■ **PROMPT**:
In the records below, take the line containing "Read all visible content and emit it as JSON." and reproduce it and every subsequent line exactly, adding nothing.

----

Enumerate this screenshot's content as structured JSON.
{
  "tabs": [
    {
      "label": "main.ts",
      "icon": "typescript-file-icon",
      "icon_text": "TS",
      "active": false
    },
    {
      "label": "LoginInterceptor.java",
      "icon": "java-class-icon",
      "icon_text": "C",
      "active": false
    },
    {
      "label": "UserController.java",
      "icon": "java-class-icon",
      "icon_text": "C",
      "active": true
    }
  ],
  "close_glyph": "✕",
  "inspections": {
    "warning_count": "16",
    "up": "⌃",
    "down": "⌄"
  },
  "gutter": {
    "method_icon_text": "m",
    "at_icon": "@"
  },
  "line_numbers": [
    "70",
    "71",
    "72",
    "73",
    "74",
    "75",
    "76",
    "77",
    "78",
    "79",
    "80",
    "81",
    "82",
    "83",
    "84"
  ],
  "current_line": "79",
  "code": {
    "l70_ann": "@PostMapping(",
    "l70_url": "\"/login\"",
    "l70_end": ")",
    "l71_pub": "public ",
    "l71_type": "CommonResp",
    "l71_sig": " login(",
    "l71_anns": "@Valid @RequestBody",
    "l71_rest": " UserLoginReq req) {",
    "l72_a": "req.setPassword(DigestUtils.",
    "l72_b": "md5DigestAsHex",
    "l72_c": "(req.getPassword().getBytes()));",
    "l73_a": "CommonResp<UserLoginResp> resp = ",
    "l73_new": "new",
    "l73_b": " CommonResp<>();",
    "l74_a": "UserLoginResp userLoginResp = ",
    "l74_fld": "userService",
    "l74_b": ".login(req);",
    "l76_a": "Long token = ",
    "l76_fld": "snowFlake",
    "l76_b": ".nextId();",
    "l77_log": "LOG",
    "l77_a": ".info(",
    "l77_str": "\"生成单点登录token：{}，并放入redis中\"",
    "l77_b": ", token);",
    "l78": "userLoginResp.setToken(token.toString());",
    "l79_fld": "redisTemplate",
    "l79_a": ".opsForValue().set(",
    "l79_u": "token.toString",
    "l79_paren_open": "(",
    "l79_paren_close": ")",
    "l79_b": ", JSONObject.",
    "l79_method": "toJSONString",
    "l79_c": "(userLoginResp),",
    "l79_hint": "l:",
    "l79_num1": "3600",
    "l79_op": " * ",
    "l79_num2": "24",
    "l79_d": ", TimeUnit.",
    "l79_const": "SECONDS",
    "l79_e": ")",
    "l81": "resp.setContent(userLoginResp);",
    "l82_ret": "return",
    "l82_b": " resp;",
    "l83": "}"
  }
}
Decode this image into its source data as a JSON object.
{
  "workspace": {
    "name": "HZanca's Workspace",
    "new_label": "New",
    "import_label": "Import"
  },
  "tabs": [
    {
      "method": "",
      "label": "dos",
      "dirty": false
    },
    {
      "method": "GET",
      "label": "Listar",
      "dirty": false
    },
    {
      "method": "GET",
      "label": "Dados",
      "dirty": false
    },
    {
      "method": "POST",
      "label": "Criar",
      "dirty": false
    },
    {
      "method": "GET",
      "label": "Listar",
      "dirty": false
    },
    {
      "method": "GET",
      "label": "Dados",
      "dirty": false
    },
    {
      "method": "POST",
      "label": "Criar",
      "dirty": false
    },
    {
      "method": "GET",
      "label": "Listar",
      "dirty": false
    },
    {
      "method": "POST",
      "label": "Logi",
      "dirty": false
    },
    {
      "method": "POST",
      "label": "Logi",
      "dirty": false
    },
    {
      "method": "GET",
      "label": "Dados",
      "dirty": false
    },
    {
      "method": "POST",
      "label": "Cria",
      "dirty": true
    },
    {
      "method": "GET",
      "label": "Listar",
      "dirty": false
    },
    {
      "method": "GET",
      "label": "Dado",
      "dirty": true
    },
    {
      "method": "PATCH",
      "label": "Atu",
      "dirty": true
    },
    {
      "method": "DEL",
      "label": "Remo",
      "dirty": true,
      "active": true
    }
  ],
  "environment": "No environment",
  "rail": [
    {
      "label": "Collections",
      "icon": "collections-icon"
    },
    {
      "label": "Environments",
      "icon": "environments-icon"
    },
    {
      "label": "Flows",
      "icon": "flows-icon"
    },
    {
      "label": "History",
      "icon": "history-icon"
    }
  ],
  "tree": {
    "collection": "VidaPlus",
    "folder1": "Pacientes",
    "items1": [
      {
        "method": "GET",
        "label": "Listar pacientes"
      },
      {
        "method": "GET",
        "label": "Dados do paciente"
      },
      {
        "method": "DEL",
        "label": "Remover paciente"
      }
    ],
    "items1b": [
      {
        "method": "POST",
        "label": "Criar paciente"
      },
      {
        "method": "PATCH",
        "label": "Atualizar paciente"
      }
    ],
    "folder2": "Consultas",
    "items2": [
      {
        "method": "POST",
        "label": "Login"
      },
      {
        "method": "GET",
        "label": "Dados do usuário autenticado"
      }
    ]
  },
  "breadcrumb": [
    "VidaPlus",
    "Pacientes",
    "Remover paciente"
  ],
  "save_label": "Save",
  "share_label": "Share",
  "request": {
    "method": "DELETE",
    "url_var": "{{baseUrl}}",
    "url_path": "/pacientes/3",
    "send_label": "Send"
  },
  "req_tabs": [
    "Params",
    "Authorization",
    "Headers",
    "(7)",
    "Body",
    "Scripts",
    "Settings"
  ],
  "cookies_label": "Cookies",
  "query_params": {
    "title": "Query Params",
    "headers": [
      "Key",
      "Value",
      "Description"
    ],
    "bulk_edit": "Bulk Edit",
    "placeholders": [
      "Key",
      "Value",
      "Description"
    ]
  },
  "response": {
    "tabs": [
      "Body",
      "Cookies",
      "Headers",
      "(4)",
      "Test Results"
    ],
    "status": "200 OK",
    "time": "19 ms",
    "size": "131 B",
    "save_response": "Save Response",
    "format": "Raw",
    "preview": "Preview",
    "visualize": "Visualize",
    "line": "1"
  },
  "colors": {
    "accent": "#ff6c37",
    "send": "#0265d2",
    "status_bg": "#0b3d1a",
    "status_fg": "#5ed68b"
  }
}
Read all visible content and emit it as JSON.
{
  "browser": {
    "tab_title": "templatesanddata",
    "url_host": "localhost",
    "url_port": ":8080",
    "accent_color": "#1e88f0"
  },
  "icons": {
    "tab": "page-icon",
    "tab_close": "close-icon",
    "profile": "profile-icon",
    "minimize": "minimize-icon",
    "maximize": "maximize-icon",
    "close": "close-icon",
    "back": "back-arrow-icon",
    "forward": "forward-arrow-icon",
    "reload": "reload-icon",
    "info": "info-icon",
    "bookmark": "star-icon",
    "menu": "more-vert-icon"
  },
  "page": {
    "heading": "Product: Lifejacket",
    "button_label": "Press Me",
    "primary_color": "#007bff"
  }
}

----

■ **SOLUTION TO THIS PROBLEM**:
Read all visible content and emit it as JSON.
{
  "browser": {
    "tab_title": "templatesanddata",
    "url_host": "localhost",
    "url_port": ":8080",
    "accent_color": "#1e88f0"
  },
  "icons": {
    "tab": "page-icon",
    "tab_close": "close-icon",
    "profile": "profile-icon",
    "minimize": "minimize-icon",
    "maximize": "maximize-icon",
    "close": "close-icon",
    "back": "back-arrow-icon",
    "forward": "forward-arrow-icon",
    "reload": "reload-icon",
    "info": "info-icon",
    "bookmark": "star-icon",
    "menu": "more-vert-icon"
  },
  "page": {
    "heading": "Product: Lifejacket",
    "button_label": "Press Me",
    "primary_color": "#007bff"
  }
}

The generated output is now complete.